DIRECTIONS FOR THIS TASK: Go through the records and show each line where the word "Tracking" occurs.

(Entries taken from a collection)
***
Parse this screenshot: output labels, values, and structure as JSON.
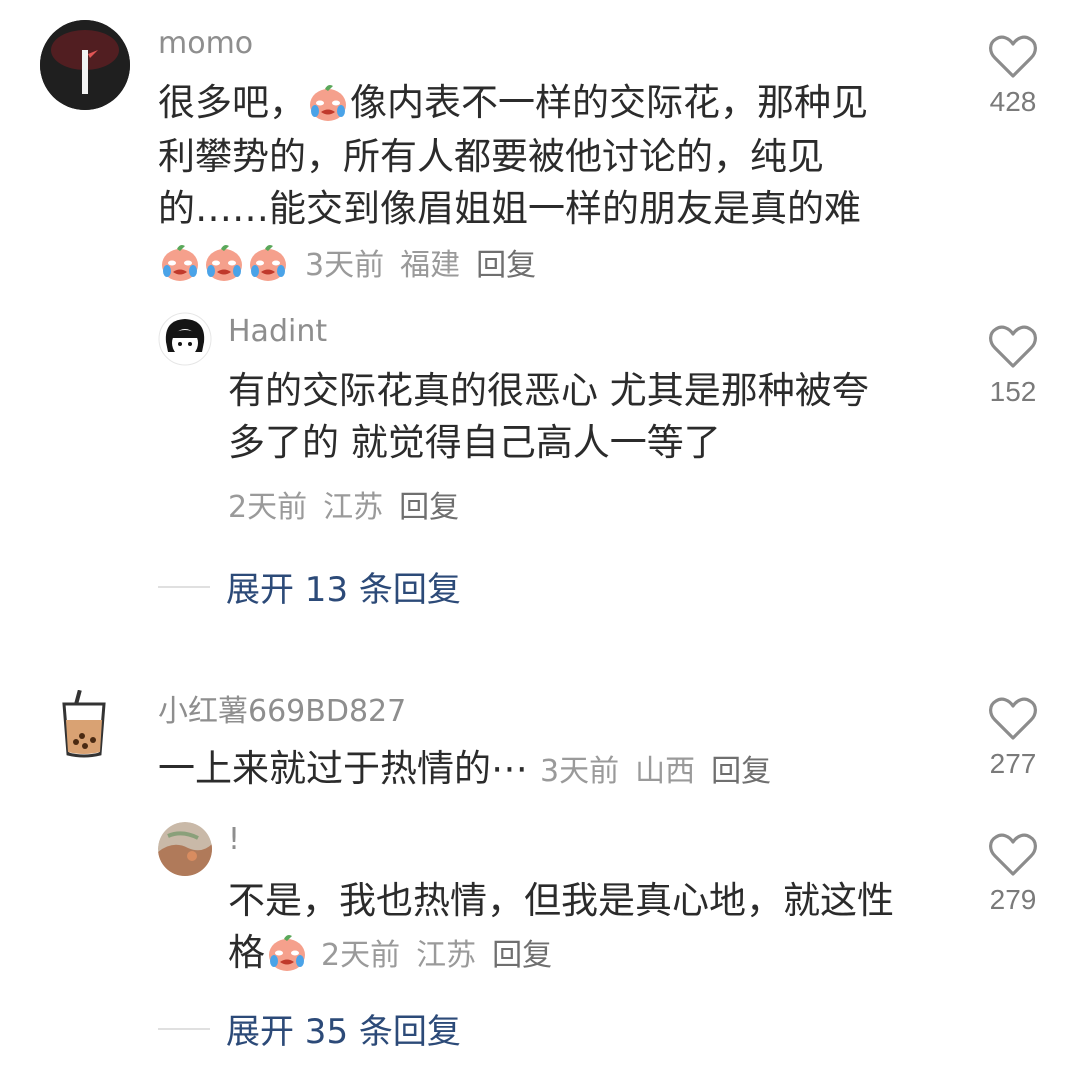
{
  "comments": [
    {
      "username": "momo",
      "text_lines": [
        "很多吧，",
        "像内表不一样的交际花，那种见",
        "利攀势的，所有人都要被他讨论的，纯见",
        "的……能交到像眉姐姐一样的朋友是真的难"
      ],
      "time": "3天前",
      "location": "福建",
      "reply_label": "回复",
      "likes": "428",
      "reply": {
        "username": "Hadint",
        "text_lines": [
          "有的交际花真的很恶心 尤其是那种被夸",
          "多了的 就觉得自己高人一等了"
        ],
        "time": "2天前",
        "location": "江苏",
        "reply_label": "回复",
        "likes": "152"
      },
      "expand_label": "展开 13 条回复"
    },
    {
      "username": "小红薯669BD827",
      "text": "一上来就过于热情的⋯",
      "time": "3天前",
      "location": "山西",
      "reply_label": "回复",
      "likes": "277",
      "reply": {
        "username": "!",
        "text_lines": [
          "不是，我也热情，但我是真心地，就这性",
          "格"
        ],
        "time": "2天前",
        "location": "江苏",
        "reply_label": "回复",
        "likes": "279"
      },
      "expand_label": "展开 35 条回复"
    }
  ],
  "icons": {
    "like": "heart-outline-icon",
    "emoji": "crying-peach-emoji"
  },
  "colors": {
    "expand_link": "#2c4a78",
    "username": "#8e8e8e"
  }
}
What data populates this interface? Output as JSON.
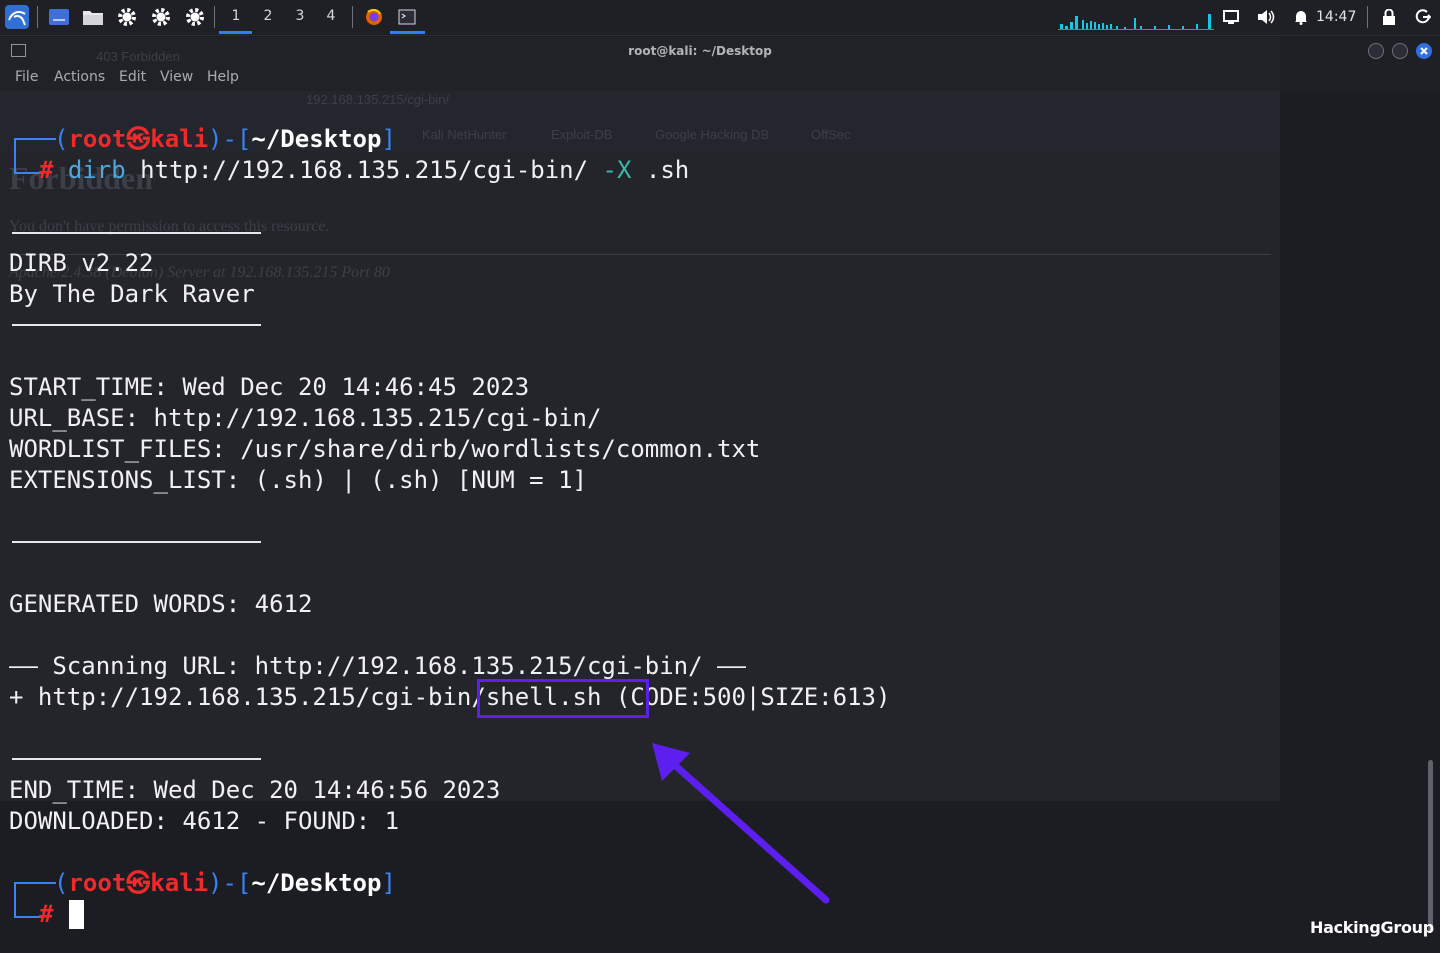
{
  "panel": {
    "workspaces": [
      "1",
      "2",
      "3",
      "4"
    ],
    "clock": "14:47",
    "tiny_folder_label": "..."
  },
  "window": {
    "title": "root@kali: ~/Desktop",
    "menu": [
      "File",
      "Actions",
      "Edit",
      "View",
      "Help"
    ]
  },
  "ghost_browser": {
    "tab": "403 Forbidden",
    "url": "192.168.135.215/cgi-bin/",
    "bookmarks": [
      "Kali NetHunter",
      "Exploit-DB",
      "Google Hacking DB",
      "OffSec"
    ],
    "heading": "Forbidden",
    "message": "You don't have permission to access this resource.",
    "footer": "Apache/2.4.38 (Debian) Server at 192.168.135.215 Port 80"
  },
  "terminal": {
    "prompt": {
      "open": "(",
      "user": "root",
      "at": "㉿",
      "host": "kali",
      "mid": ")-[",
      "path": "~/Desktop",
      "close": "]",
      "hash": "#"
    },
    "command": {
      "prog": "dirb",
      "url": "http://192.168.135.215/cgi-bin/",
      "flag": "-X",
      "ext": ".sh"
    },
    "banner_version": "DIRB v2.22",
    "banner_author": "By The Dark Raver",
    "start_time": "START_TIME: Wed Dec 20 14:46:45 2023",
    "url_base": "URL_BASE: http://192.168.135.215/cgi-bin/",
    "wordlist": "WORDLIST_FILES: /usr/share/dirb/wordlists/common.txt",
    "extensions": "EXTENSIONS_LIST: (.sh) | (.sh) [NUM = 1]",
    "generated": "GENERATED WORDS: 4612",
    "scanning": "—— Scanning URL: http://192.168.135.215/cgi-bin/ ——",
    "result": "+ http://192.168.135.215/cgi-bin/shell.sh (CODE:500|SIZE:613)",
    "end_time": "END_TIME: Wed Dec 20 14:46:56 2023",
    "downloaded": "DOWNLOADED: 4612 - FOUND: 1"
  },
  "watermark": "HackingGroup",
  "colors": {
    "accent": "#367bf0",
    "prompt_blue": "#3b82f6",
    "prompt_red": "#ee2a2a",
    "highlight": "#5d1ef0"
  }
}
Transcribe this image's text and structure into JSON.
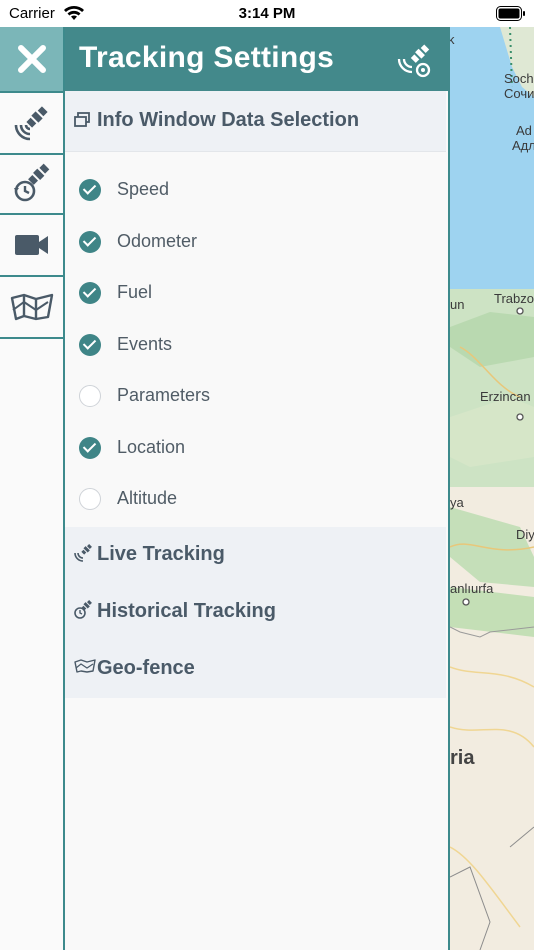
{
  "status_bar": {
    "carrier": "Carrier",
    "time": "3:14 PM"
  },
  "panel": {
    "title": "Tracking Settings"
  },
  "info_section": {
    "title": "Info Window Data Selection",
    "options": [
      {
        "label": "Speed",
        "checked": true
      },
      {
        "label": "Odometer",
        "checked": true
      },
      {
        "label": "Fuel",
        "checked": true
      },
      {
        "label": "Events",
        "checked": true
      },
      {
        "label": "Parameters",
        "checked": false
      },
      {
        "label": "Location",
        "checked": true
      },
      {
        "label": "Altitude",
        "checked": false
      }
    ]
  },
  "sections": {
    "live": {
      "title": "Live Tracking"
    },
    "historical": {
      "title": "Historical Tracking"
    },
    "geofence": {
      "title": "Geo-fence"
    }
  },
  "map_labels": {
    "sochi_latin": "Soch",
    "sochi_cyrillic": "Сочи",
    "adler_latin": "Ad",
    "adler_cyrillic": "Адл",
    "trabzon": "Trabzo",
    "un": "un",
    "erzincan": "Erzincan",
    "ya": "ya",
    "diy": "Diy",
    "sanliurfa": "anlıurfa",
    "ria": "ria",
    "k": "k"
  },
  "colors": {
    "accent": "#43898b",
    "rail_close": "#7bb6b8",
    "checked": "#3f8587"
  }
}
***
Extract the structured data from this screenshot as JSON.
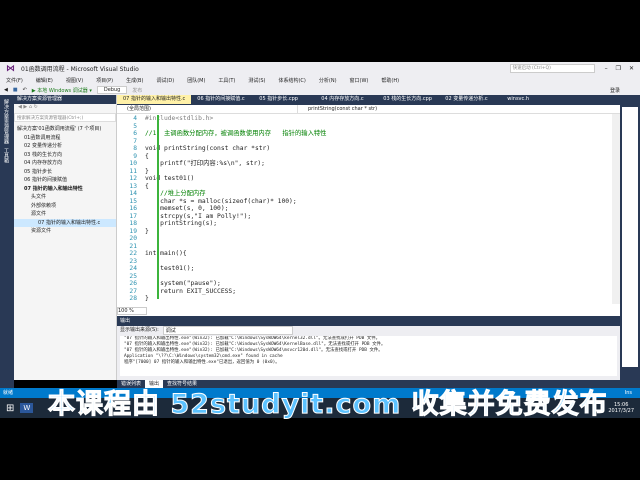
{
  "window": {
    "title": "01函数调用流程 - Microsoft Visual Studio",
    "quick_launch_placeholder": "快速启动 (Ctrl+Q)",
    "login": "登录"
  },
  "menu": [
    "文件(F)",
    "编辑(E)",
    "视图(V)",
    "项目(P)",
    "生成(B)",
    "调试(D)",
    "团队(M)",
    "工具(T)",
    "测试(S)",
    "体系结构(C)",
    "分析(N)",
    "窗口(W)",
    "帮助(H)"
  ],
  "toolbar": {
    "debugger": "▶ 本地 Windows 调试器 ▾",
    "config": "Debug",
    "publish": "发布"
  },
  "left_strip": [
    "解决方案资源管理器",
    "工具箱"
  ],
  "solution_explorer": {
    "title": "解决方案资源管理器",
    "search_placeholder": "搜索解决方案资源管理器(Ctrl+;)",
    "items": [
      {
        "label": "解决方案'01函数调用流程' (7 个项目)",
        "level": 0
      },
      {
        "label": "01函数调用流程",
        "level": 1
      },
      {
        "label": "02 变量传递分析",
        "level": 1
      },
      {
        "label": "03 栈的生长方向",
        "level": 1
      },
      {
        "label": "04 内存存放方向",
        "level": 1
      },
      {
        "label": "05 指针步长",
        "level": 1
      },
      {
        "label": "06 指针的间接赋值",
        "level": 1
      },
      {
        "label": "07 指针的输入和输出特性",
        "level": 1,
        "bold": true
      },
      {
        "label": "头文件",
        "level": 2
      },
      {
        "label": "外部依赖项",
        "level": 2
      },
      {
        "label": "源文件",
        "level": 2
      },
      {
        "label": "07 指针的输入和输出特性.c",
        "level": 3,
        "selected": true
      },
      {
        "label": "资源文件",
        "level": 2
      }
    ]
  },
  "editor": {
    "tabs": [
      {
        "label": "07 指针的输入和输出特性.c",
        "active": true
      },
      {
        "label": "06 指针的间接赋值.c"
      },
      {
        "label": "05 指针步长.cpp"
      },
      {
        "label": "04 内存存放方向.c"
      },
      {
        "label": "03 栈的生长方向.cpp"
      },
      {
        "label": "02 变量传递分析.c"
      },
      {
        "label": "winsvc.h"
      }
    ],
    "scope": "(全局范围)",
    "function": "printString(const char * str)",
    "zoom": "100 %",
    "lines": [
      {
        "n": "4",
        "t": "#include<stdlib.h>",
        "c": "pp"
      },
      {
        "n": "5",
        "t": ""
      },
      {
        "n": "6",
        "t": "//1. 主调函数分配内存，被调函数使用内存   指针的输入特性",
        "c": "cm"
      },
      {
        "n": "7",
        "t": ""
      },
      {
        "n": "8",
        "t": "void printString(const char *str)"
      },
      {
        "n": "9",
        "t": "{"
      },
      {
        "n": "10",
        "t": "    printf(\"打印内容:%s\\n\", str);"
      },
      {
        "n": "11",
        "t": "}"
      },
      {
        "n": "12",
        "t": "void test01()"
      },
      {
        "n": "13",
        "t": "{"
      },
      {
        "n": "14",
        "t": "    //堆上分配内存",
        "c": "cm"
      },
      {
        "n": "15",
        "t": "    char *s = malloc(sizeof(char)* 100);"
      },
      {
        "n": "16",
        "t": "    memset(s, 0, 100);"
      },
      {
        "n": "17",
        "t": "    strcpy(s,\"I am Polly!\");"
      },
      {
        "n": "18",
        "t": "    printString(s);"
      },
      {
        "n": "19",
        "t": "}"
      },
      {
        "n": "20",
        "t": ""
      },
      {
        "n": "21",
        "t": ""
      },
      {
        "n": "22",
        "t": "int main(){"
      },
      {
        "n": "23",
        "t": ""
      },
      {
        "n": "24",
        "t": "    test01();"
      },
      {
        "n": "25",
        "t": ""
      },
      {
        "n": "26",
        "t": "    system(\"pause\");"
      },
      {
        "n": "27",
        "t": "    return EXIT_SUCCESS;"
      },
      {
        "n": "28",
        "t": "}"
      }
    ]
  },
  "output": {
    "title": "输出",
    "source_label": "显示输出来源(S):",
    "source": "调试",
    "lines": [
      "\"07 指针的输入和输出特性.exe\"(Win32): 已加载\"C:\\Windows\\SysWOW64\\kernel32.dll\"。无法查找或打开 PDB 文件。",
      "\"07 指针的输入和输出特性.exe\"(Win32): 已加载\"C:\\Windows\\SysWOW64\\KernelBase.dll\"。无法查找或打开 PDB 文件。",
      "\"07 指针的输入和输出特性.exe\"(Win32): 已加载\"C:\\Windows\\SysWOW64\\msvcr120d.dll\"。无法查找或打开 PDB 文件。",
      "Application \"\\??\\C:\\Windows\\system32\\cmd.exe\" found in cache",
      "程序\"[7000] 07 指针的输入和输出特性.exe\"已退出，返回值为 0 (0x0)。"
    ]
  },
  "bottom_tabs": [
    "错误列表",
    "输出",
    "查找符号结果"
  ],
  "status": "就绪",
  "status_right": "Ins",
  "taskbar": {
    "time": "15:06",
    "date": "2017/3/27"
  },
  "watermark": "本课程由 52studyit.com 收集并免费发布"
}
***
SOLUTION TO THE PROBLEM:
    "title": "Tracking Settings"
      "title": "Live Tracking"
      "title": "Historical Tracking"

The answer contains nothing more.